Are you happy at your job?
Research shows happy employees are more productive, and employers have taken notice; workplace happiness initiatives are now common. This sounds like a positive development, but there’s also evidence to suggest that an over-emphasis on workplace happiness might actually do more harm than good for the average employee.
Maybe “Am I happy at my job?” isn’t the best question to ask. Perhaps you should ask instead, “Is my career fulfilling enough?”
If the answer is no, get started on building a plan of action to make sure it is. Create a career plan as a gift to your future self. Imagine a world where your answer to whether or not you’re happy at your job is, “I’m happy with myself.”
That’s what a career plan can help you accomplish. Here’s how to do it:
Identify your skills and strengths
Your future self deserves to be successful, and it’s great to set goals. But your career plan also has to be realistic. Remember: It’s your plan. You’ll be the one making it happen. That’s why it’s important to take an honest inventory of your strengths and weaknesses before proceeding with pie-in-the-sky goals that may end up frustrating you later.

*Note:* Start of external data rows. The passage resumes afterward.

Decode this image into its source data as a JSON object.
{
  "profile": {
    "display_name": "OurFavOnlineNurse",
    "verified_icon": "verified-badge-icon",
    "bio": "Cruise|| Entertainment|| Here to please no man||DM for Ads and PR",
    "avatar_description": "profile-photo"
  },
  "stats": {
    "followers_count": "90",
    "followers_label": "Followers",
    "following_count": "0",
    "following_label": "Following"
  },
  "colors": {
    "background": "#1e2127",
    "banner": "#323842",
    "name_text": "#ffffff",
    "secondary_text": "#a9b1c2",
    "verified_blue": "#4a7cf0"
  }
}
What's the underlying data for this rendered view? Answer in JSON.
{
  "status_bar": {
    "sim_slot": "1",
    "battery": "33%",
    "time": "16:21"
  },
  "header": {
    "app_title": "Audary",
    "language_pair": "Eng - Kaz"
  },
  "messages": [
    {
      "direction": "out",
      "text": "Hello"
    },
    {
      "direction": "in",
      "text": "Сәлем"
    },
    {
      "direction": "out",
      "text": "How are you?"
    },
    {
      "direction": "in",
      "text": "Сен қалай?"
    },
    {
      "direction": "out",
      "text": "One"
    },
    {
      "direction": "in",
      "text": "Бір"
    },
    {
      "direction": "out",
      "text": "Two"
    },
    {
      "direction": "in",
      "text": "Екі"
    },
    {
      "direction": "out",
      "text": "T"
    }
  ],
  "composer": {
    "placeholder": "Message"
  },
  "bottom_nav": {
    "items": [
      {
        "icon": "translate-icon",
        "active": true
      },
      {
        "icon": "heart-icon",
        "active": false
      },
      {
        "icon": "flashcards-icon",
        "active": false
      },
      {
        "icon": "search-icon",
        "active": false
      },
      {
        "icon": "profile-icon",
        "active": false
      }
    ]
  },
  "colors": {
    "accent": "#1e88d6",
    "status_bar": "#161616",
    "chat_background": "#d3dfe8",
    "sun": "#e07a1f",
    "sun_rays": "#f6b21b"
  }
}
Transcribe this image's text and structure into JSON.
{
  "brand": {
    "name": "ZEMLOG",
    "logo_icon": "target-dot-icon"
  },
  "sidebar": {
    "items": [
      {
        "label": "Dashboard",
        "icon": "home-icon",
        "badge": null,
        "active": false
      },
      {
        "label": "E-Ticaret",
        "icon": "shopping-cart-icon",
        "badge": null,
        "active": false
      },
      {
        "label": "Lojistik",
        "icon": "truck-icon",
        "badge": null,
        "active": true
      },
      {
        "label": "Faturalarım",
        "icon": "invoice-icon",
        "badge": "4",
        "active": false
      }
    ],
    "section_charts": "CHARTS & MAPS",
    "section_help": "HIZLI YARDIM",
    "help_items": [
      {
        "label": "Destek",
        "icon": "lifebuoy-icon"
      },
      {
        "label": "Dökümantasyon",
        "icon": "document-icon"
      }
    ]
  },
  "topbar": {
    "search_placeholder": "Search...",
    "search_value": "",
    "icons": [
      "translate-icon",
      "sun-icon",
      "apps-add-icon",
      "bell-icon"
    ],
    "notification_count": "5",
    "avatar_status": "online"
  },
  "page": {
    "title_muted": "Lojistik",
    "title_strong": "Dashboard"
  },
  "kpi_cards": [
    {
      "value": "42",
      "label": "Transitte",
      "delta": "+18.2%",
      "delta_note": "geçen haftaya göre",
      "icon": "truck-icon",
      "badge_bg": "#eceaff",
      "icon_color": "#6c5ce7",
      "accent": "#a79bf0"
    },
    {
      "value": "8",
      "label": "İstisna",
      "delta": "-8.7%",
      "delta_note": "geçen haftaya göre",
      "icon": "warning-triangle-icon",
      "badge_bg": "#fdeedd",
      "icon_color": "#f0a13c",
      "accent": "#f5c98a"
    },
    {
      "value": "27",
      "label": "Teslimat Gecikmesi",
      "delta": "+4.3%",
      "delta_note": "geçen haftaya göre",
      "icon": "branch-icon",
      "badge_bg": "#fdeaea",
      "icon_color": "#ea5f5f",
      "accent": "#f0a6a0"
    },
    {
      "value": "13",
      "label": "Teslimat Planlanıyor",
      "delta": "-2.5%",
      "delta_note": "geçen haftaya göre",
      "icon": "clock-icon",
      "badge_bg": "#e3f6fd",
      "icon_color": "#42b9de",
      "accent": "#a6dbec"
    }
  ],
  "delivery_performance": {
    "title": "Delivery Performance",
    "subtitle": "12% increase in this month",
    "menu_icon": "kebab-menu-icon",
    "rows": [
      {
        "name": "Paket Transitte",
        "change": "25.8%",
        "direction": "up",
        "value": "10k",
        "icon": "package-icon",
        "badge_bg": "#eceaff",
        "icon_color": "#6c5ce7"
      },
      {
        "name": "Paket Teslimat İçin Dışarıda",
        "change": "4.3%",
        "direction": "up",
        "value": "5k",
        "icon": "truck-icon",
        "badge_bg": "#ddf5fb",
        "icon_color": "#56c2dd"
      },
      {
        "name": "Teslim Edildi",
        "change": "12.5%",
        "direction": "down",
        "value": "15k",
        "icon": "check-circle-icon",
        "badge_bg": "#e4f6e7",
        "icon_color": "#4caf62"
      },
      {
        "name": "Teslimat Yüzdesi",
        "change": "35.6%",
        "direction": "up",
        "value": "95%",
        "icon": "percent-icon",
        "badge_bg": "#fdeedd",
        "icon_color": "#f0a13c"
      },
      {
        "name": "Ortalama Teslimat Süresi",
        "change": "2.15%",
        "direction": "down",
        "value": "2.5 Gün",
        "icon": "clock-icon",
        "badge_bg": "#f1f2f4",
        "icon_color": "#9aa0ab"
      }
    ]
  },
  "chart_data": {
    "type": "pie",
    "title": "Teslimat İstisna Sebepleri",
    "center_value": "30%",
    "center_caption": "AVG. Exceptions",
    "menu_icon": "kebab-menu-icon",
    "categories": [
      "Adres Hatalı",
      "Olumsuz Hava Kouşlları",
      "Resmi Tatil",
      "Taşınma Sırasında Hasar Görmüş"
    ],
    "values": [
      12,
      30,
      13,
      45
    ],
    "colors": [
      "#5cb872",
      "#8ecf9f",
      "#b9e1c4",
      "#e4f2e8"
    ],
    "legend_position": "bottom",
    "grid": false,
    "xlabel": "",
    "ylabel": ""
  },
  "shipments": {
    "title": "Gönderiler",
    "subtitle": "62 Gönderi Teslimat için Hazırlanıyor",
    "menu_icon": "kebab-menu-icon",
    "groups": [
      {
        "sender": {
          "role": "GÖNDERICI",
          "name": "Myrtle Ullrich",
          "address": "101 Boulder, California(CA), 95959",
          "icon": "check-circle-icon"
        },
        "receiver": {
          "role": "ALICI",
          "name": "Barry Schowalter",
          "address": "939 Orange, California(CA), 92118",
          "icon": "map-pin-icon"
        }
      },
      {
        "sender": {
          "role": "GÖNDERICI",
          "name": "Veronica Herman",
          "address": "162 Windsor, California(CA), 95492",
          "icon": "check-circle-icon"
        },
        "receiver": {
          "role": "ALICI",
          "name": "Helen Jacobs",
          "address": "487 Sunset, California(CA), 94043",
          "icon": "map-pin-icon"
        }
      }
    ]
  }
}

Think back on your past experiences; focus on times you did well, and times you struggled. Write a list. Drawing a blank? Ask a friend, relative or colleague for their insights.
Related: Get help identifying your skills with some of our previous articles: “How to Transfer Your Skills To A New Industry” and “What Are My ‘Soft Skills’ and How Do I Show Them Off?”
Learn which opportunities suit you best
For your future self to thrive, put them in the best possible position. Investigate favorable career options for the personal skills and strengths you’ve identified.
As you learn, remember that you’re not just looking at the destination, you’re also finding out more about the steps needed to get there: education, certifications and work experience.
You’ll need to draw on your strengths and skills throughout the journey. It’s also a good idea to take an honest look at the job market, and see where the opportunities are strongest.
Related: For more information about industries with good prospects for long-term growth, see a past article on the subject, “Opportunity Awaits: Long-Term Trends for Long-Term Career Planning.”
Decide on your path
What career track is best for your future self? You’re the best person to ask. And the best way to answer is based on your personal definition of success.
There are a lot of different ways people define success. Some value salary and earnings — inherent in finance and business positions. Others crave the respect of colleagues, an important component of organizational management. And others have a passion to advance a particular field, such as in research and science. Determine what’s most important to you. And consider which jobs or fields align with your priorities.
Make a plan of action
Now that you’ve got an understanding of what direction you want to head in, plan out the steps you’ll take to get your future self there.
Long-term goals are comprised of several smaller short and medium-term goals. For example, if your aim is to graduate with a degree in electrical engineering, before you even take your first class, you’ll need to:
As you build your action plan, keep each step in mind, and set smaller, manageable goals for yourself that are achievable and measurable. As you progress through your plan, you’ll always have something to focus on, and something to remind you of the larger goal.
Will a career plan make your future self happy? We think so.
But the happiness you find after following your plan is tied to more than just landing a job. It comes from the realization that you met your goals after dedicating yourself to a plan — a plan that you built.
What an incredible gift that could be.Don’t forget to ask for help along your journey. If you’re looking for a job, visit our job board to find your next great opportunity. Create a free career account today to customize your search. And consider reaching out to an Aerotek expert career advisor.